At the moment, the SIQ is ensuring traceability of standards which provide the basis for the realisation of the national standard of electric current, i.e. the DC voltage standard and the DC resistance standards in the primary laboratory of the Nederlands Meetinstituut (NMi), the Netherlands; the AC voltage standards and the standard AC/DC shunts, in the primary laboratory of the Sveriges Provnings-och Forskningsinstitut (SP), Sweden; and in the Physikalisch-Technische Bundesanstalt (PTB), Germany. Based on the calibrations of these standards, the SIQ also calibrates other standards necessary for the realisation of the complete accredited scope for the electric current quantity. In view of improving the measurement uncertainty, the SIQ participates in numerous international inter-laboratory comparisons of the electric quantity standards.

Dissemination of the value of the national standard to the lower hierarchical levels in Slovenia

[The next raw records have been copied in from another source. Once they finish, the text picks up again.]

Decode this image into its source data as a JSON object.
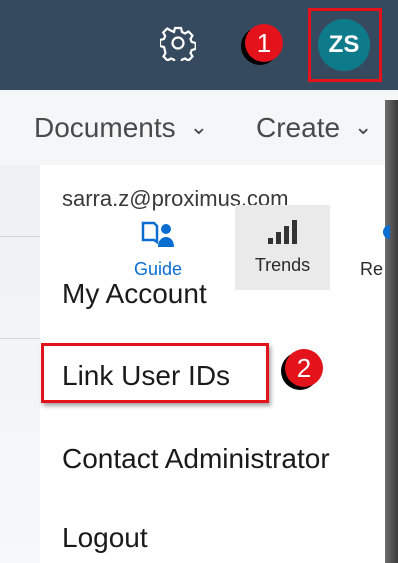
{
  "header": {
    "settings_icon": "gear-icon",
    "avatar_initials": "ZS",
    "colors": {
      "bar": "#354a5f",
      "avatar": "#0e7b8b",
      "highlight": "#e3121b"
    }
  },
  "annotations": {
    "step1": "1",
    "step2": "2"
  },
  "nav": {
    "documents_label": "Documents",
    "create_label": "Create",
    "chevron_icon": "chevron-down-icon"
  },
  "user_menu": {
    "email": "sarra.z@proximus.com",
    "quick_actions": [
      {
        "label": "Guide",
        "icon": "guide-book-icon"
      },
      {
        "label": "Trends",
        "icon": "bar-chart-icon"
      },
      {
        "label": "Re",
        "icon": "reports-icon"
      }
    ],
    "items": [
      {
        "label": "My Account"
      },
      {
        "label": "Link User IDs"
      },
      {
        "label": "Contact Administrator"
      },
      {
        "label": "Logout"
      }
    ]
  }
}
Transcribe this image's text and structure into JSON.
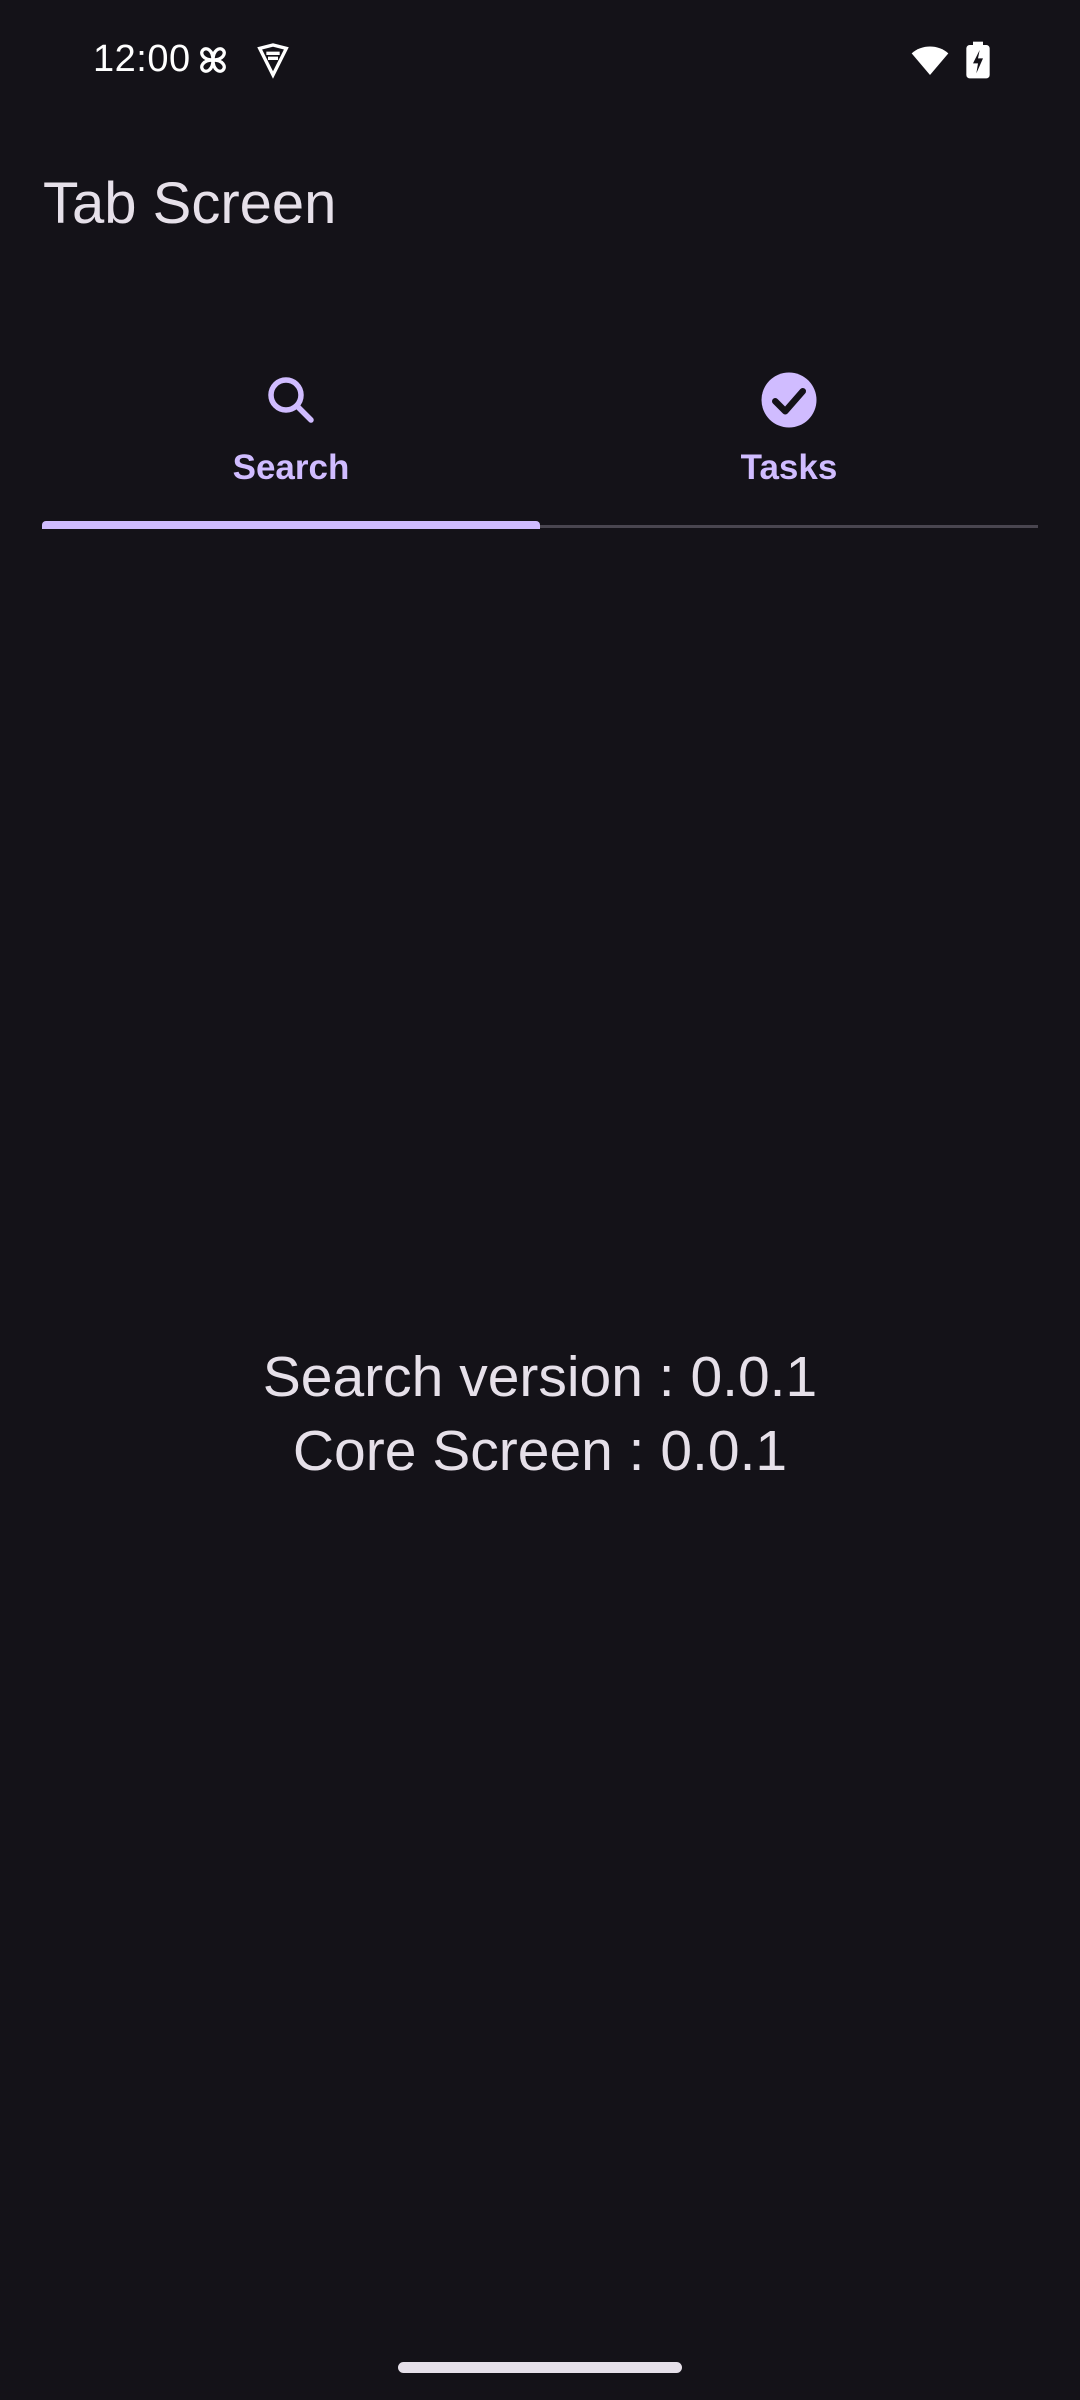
{
  "status_bar": {
    "time": "12:00",
    "icons": [
      "pinwheel-icon",
      "shield-icon",
      "wifi-icon",
      "battery-charging-icon"
    ]
  },
  "app_bar": {
    "title": "Tab Screen"
  },
  "tabs": [
    {
      "label": "Search",
      "icon": "search-icon",
      "selected": true
    },
    {
      "label": "Tasks",
      "icon": "check-circle-icon",
      "selected": false
    }
  ],
  "content": {
    "lines": [
      "Search version : 0.0.1",
      "Core Screen : 0.0.1"
    ]
  },
  "colors": {
    "background": "#141218",
    "accent": "#d0bcff",
    "on_surface": "#e6e0e9",
    "divider": "#49454f"
  }
}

The dissemination of the value by means of national standards is conducted following the accredited procedures, to the laboratory's working standards, which are then used for calibration of customers' standards. The national standards can exceptionally be used for calibrations, e.g. when uncertainties close to the best measuring capabilities of the laboratory must be met, or in inter-laboratory comparisons.

Scientific research work in the field of the quantity of electric current

The SIQ has focused its scientific research activity on the improvement of measurement uncertainty of individual quantities, on realisation of new standards, on meeting special needs of particular users of metrological services, and on participating in international scientific research projects. In the field of the electric current quantity, it conducts scientific research projects for the production of measurement standards (computable source of AC voltage, standard resistors, high-resistance scaling dividers, and methods of measurement.

Standard equipment

The national standard of electric current is realised indirectly through the realisation of standards for DC voltage, DC resistance, AC/DC transfer, and AC shunts.

Direct current:

In a DC range between 100 nA and 20 A, the unit of electric current is realised through the measurement of voltage drop on the DC resistor.

  • DC voltage includes 10 decadic classes of size, ranging from 1 µV to 10 kV. All values are derived from the reference value of 10 V, which is determined by a reference group of four semi-conductor voltage standards.
  • DC resistance is established through a reference group of three standard resistors of 10 k Ω. From this value, all the decadic values ranging from 0.1 m Ω to 100 T Ω are derived through scaling by resistance bridges of various types, which correspond to 18 decadic classes of size.

Alternating current:

In a frequency range between 20 Hz and 10 kHz, and current range between 100 µA and 10 A, the standard unit of electric current is realised through the use of shunts combined with thermal voltage transformers.

  • AC voltage is determined on the basis of known DC voltage and evaluated standards of AC/DC transfer of 2 mV to 1000 V.
  • AC resistance is represented by a group of standard AC/DC shunts of 100 µA to 10 A.